▸ **Given information**:
****

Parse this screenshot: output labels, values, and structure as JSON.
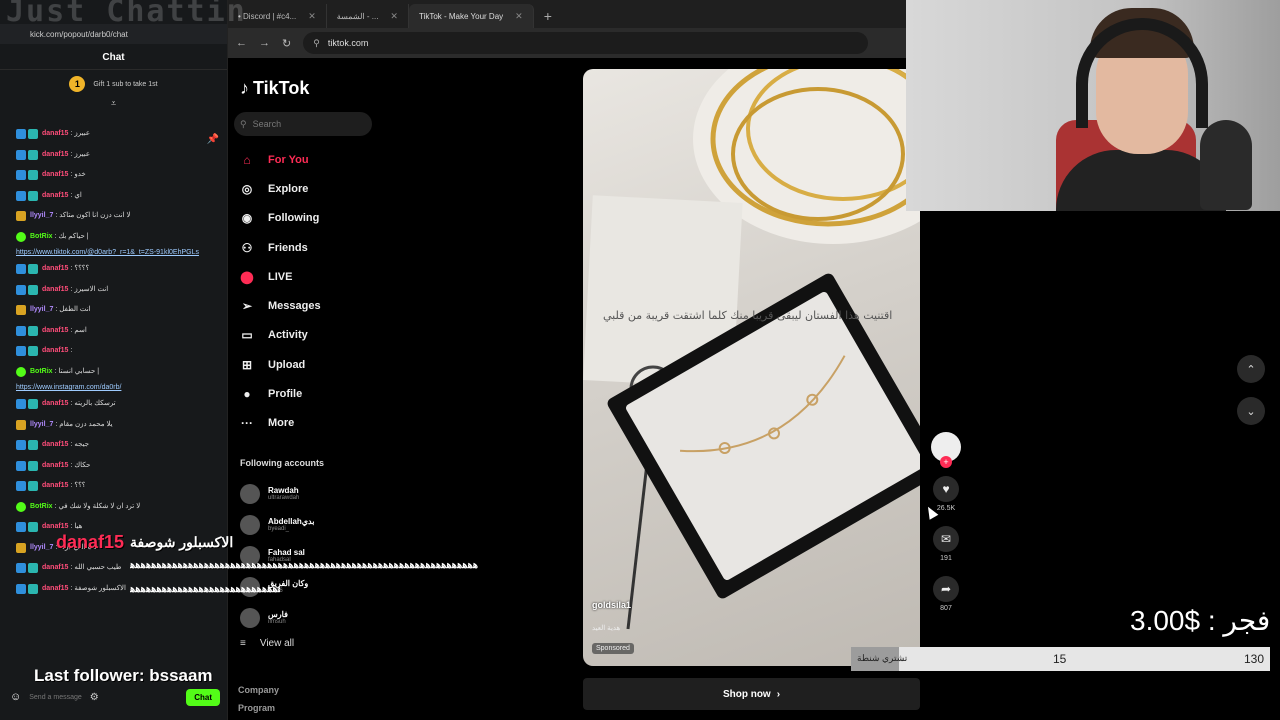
{
  "browser": {
    "tabs": [
      {
        "label": "• Discord | #c4..."
      },
      {
        "label": "الشمسة - ..."
      },
      {
        "label": "TikTok - Make Your Day"
      }
    ],
    "url": "tiktok.com"
  },
  "chat": {
    "url": "kick.com/popout/darb0/chat",
    "title": "Chat",
    "gift_count": "1",
    "gift_text": "Gift 1 sub to take 1st",
    "messages": [
      {
        "user": "danaf15",
        "text": ": عبيرز",
        "badge": "blue",
        "color": "#ff4d7a"
      },
      {
        "user": "danaf15",
        "text": ": عبيرز",
        "badge": "blue",
        "color": "#ff4d7a"
      },
      {
        "user": "danaf15",
        "text": ": خدو",
        "badge": "blue",
        "color": "#ff4d7a"
      },
      {
        "user": "danaf15",
        "text": ": اي",
        "badge": "blue",
        "color": "#ff4d7a"
      },
      {
        "user": "llyyil_7",
        "text": ": لا انت دزن انا اكون متاكد",
        "badge": "gold",
        "color": "#b28bff"
      },
      {
        "user": "BotRix",
        "text": ": حياكم بك |",
        "badge": "green",
        "color": "#53fc18"
      }
    ],
    "link1": "https://www.tiktok.com/@d0arb?_r=1&_t=ZS-91kl0EhPGLs",
    "messages2": [
      {
        "user": "danaf15",
        "text": ": ؟؟؟؟",
        "badge": "blue",
        "color": "#ff4d7a"
      },
      {
        "user": "danaf15",
        "text": ": انت الاسيرز",
        "badge": "blue",
        "color": "#ff4d7a"
      },
      {
        "user": "llyyil_7",
        "text": ": انت الطفل",
        "badge": "gold",
        "color": "#b28bff"
      },
      {
        "user": "danaf15",
        "text": ": اسم",
        "badge": "blue",
        "color": "#ff4d7a"
      },
      {
        "user": "danaf15",
        "text": ":",
        "badge": "blue",
        "color": "#ff4d7a"
      },
      {
        "user": "BotRix",
        "text": ": حسابي انستا |",
        "badge": "green",
        "color": "#53fc18"
      }
    ],
    "link2": "https://www.instagram.com/da0rb/",
    "messages3": [
      {
        "user": "danaf15",
        "text": ": ترسكك بالريته",
        "badge": "blue",
        "color": "#ff4d7a"
      },
      {
        "user": "llyyil_7",
        "text": ": يلا محمد دزن مقام",
        "badge": "gold",
        "color": "#b28bff"
      },
      {
        "user": "danaf15",
        "text": ": جيجه",
        "badge": "blue",
        "color": "#ff4d7a"
      },
      {
        "user": "danaf15",
        "text": ": حكاك",
        "badge": "blue",
        "color": "#ff4d7a"
      },
      {
        "user": "danaf15",
        "text": ": ؟؟؟",
        "badge": "blue",
        "color": "#ff4d7a"
      },
      {
        "user": "BotRix",
        "text": ": لا ترد ان لا شكلة ولا شك في",
        "badge": "green",
        "color": "#53fc18"
      },
      {
        "user": "danaf15",
        "text": ": هيا",
        "badge": "blue",
        "color": "#ff4d7a"
      },
      {
        "user": "llyyil_7",
        "text": ": انت اللي دزته",
        "badge": "gold",
        "color": "#b28bff"
      },
      {
        "user": "danaf15",
        "text": ": طيب حسبي الله",
        "badge": "blue",
        "color": "#ff4d7a"
      },
      {
        "user": "danaf15",
        "text": ": الاكسبلور شوصفة",
        "badge": "blue",
        "color": "#ff4d7a"
      }
    ],
    "spam_line": "ﻫﻫﻫﻫﻫﻫﻫﻫﻫﻫﻫﻫﻫﻫﻫﻫﻫﻫﻫﻫﻫﻫﻫﻫﻫﻫﻫﻫﻫﻫﻫﻫﻫﻫﻫﻫﻫﻫﻫﻫﻫﻫﻫﻫﻫﻫﻫﻫﻫﻫﻫﻫﻫﻫﻫﻫﻫﻫﻫﻫﻫﻫﻫﻫﻫﻫ",
    "input_placeholder": "Send a message",
    "send_label": "Chat"
  },
  "tiktok": {
    "logo": "TikTok",
    "search_placeholder": "Search",
    "nav": [
      {
        "label": "For You",
        "icon": "home-icon",
        "glyph": "⌂"
      },
      {
        "label": "Explore",
        "icon": "compass-icon",
        "glyph": "◎"
      },
      {
        "label": "Following",
        "icon": "following-icon",
        "glyph": "◉"
      },
      {
        "label": "Friends",
        "icon": "friends-icon",
        "glyph": "⚇"
      },
      {
        "label": "LIVE",
        "icon": "live-icon",
        "glyph": "⬤"
      },
      {
        "label": "Messages",
        "icon": "messages-icon",
        "glyph": "➢"
      },
      {
        "label": "Activity",
        "icon": "activity-icon",
        "glyph": "▭"
      },
      {
        "label": "Upload",
        "icon": "upload-icon",
        "glyph": "⊞"
      },
      {
        "label": "Profile",
        "icon": "profile-icon",
        "glyph": "●"
      },
      {
        "label": "More",
        "icon": "more-icon",
        "glyph": "···"
      }
    ],
    "following_header": "Following accounts",
    "accounts": [
      {
        "name": "Rawdah",
        "handle": "ultrarawdah"
      },
      {
        "name": "Abdellahبدي",
        "handle": "byeadi_"
      },
      {
        "name": "Fahad sal",
        "handle": "fahadsal"
      },
      {
        "name": "وكان الفريق",
        "handle": "x.516"
      },
      {
        "name": "فارس",
        "handle": "ifmsuh"
      }
    ],
    "view_all": "View all",
    "footer": [
      "Company",
      "Program"
    ],
    "video": {
      "author": "goldsila1",
      "description": "هدية العيد",
      "sponsored": "Sponsored",
      "card_text": "اقتنيت هذا الفستان ليبقى قريبا منك كلما اشتقت قريبة من قلبي"
    },
    "shop_now": "Shop now",
    "actions": {
      "likes": "26.5K",
      "comments": "191",
      "shares": "807"
    }
  },
  "overlay": {
    "watermark": "Just Chattin",
    "alert_user": "danaf15",
    "alert_text": "الاكسبلور شوصفة",
    "last_follower": "Last follower: bssaam",
    "price": "3.00$ : فجر",
    "goal_label": "تشتري شنطة",
    "goal_current": "15",
    "goal_max": "130",
    "goal_fraction": 0.115
  }
}
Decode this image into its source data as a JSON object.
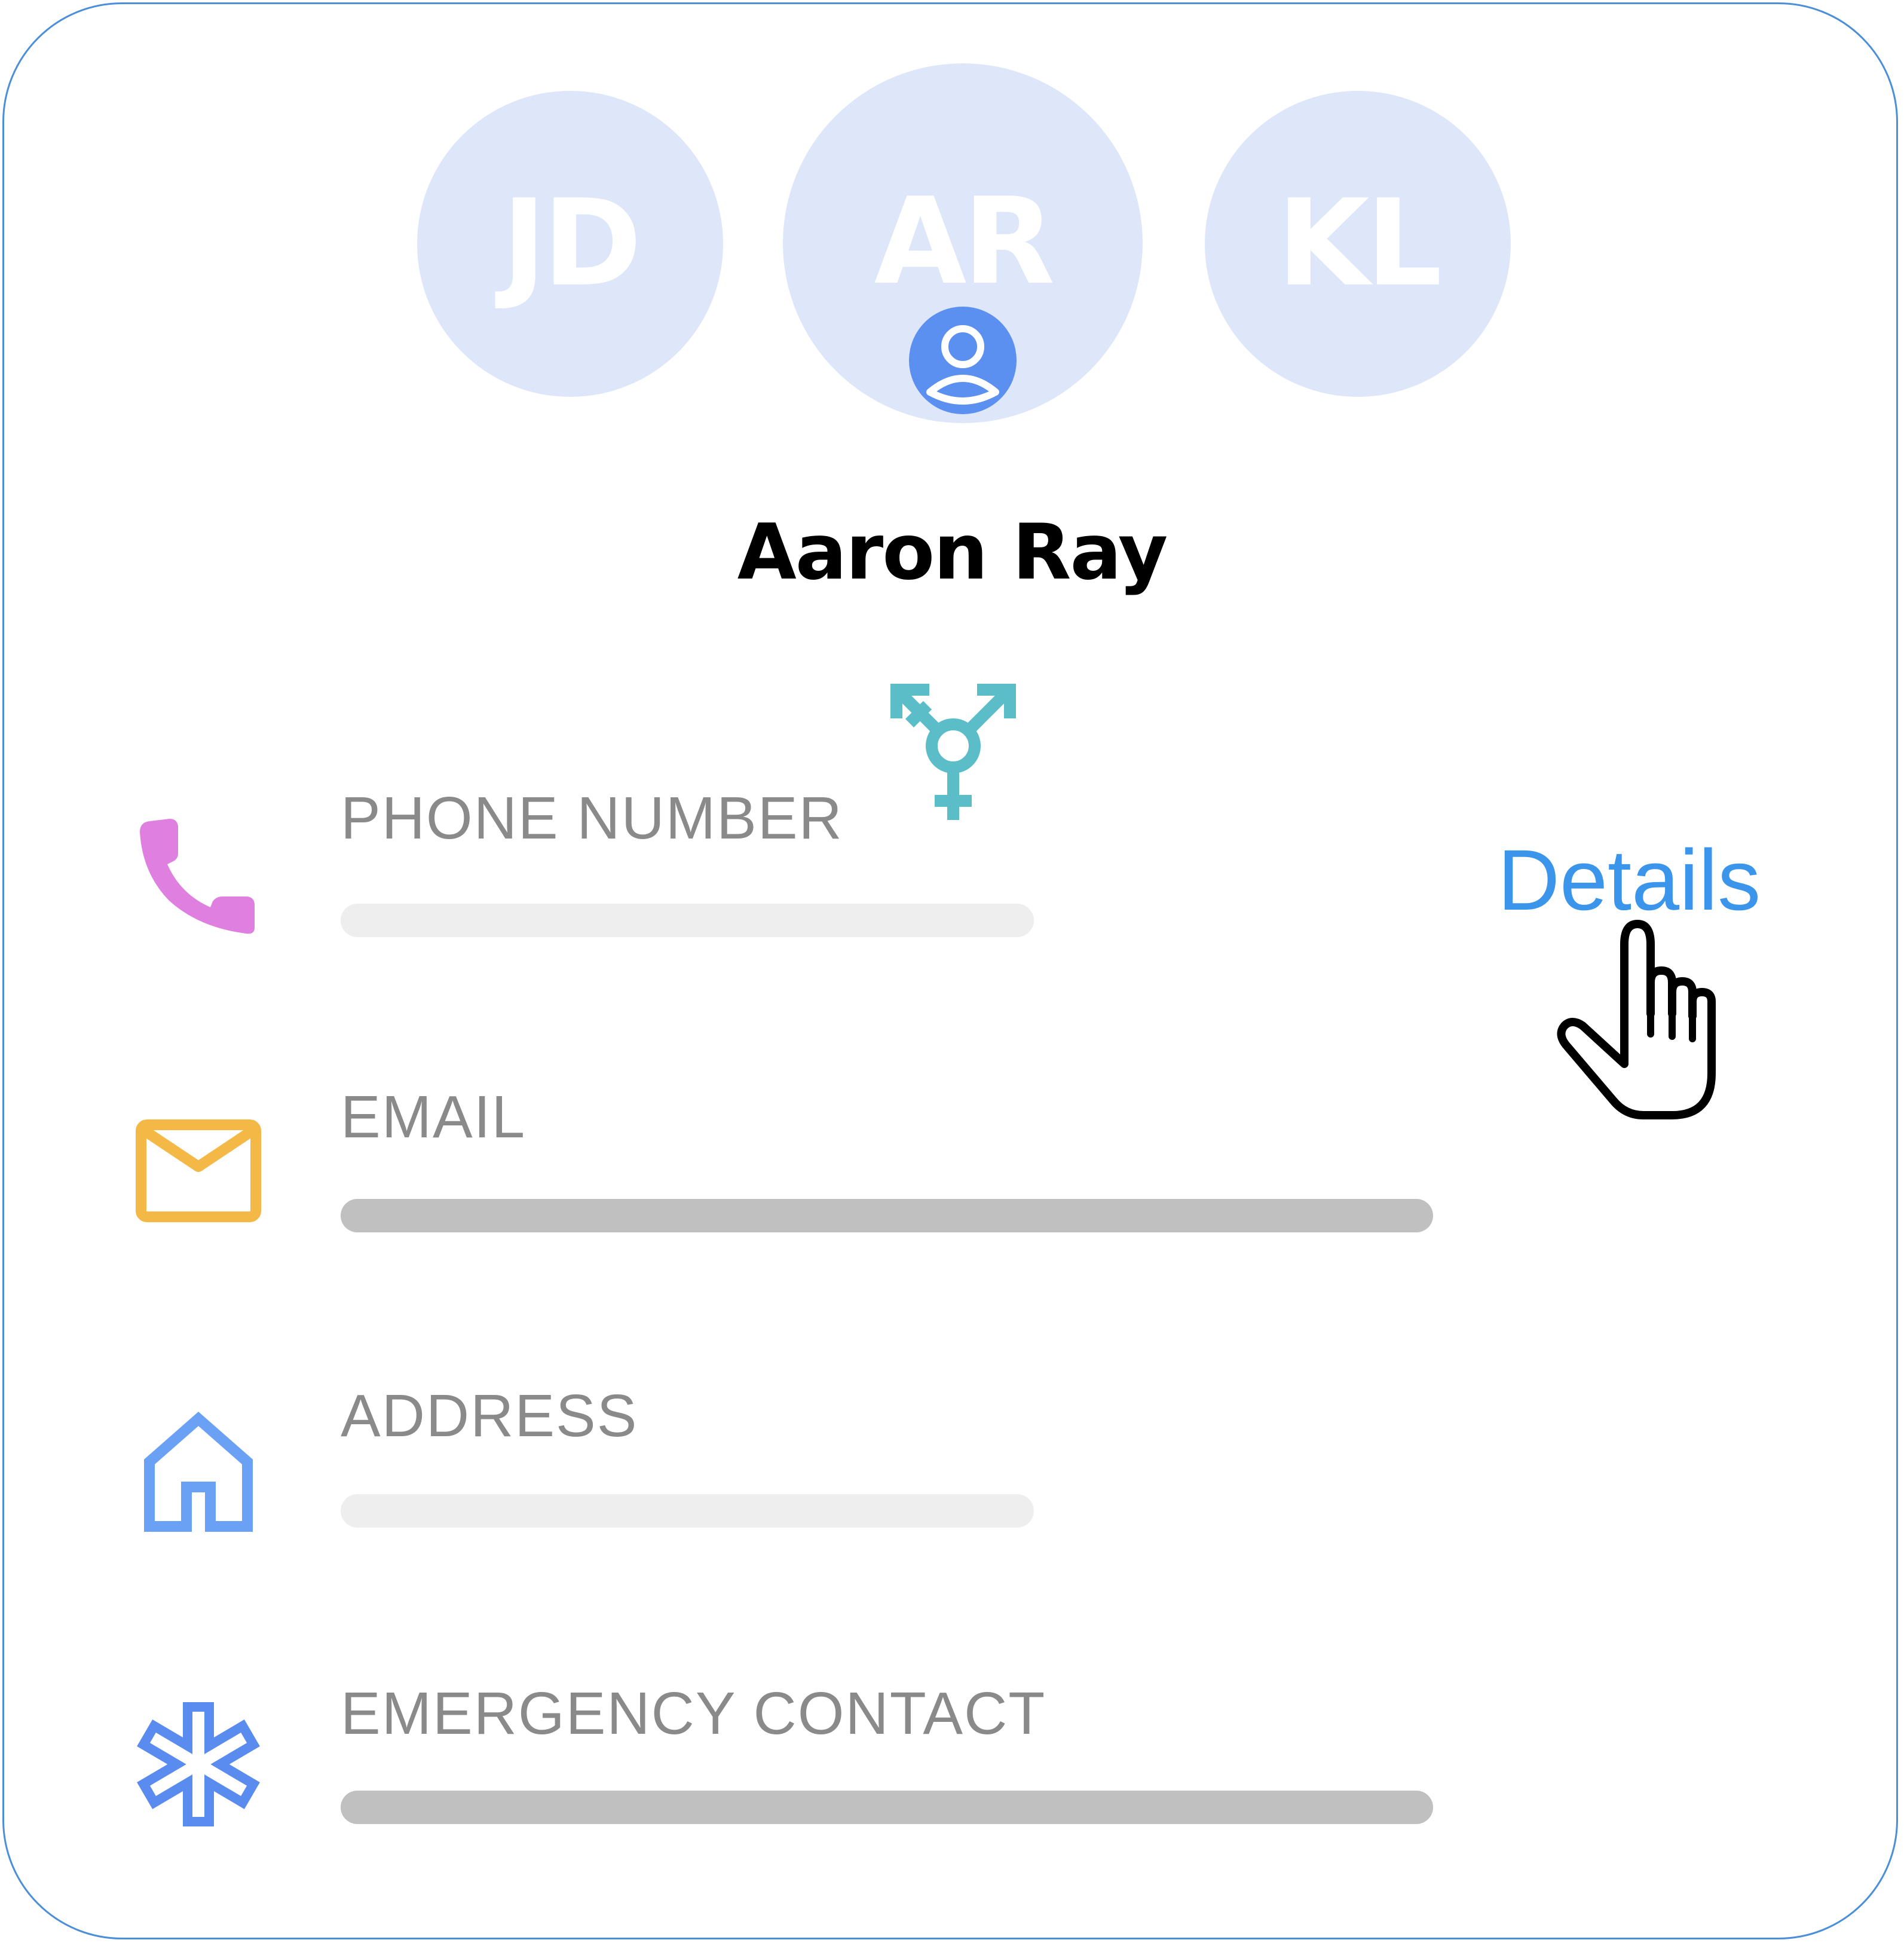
{
  "avatars": [
    {
      "initials": "JD"
    },
    {
      "initials": "AR",
      "selected": true
    },
    {
      "initials": "KL"
    }
  ],
  "profile": {
    "name": "Aaron Ray",
    "gender_icon": "transgender-symbol-icon",
    "badge_icon": "user-account-icon"
  },
  "fields": [
    {
      "label": "PHONE NUMBER",
      "icon": "phone-icon",
      "icon_color": "#df7fe0"
    },
    {
      "label": "EMAIL",
      "icon": "mail-icon",
      "icon_color": "#f3b845"
    },
    {
      "label": "ADDRESS",
      "icon": "home-icon",
      "icon_color": "#6aa1f5"
    },
    {
      "label": "EMERGENCY CONTACT",
      "icon": "medical-star-icon",
      "icon_color": "#5a8cef"
    }
  ],
  "actions": {
    "details_label": "Details",
    "cursor_icon": "hand-pointer-icon"
  },
  "colors": {
    "border": "#4a8fd8",
    "avatar_bg": "#dde7f9",
    "link": "#3b95ea",
    "gender_icon": "#5bbdc8",
    "badge": "#5b8ff0"
  }
}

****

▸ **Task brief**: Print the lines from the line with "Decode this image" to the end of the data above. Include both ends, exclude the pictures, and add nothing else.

▸ **The completed task**:
Decode this image into its source data as a JSON object.
{
  "avatars": [
    {
      "initials": "JD"
    },
    {
      "initials": "AR",
      "selected": true
    },
    {
      "initials": "KL"
    }
  ],
  "profile": {
    "name": "Aaron Ray",
    "gender_icon": "transgender-symbol-icon",
    "badge_icon": "user-account-icon"
  },
  "fields": [
    {
      "label": "PHONE NUMBER",
      "icon": "phone-icon",
      "icon_color": "#df7fe0"
    },
    {
      "label": "EMAIL",
      "icon": "mail-icon",
      "icon_color": "#f3b845"
    },
    {
      "label": "ADDRESS",
      "icon": "home-icon",
      "icon_color": "#6aa1f5"
    },
    {
      "label": "EMERGENCY CONTACT",
      "icon": "medical-star-icon",
      "icon_color": "#5a8cef"
    }
  ],
  "actions": {
    "details_label": "Details",
    "cursor_icon": "hand-pointer-icon"
  },
  "colors": {
    "border": "#4a8fd8",
    "avatar_bg": "#dde7f9",
    "link": "#3b95ea",
    "gender_icon": "#5bbdc8",
    "badge": "#5b8ff0"
  }
}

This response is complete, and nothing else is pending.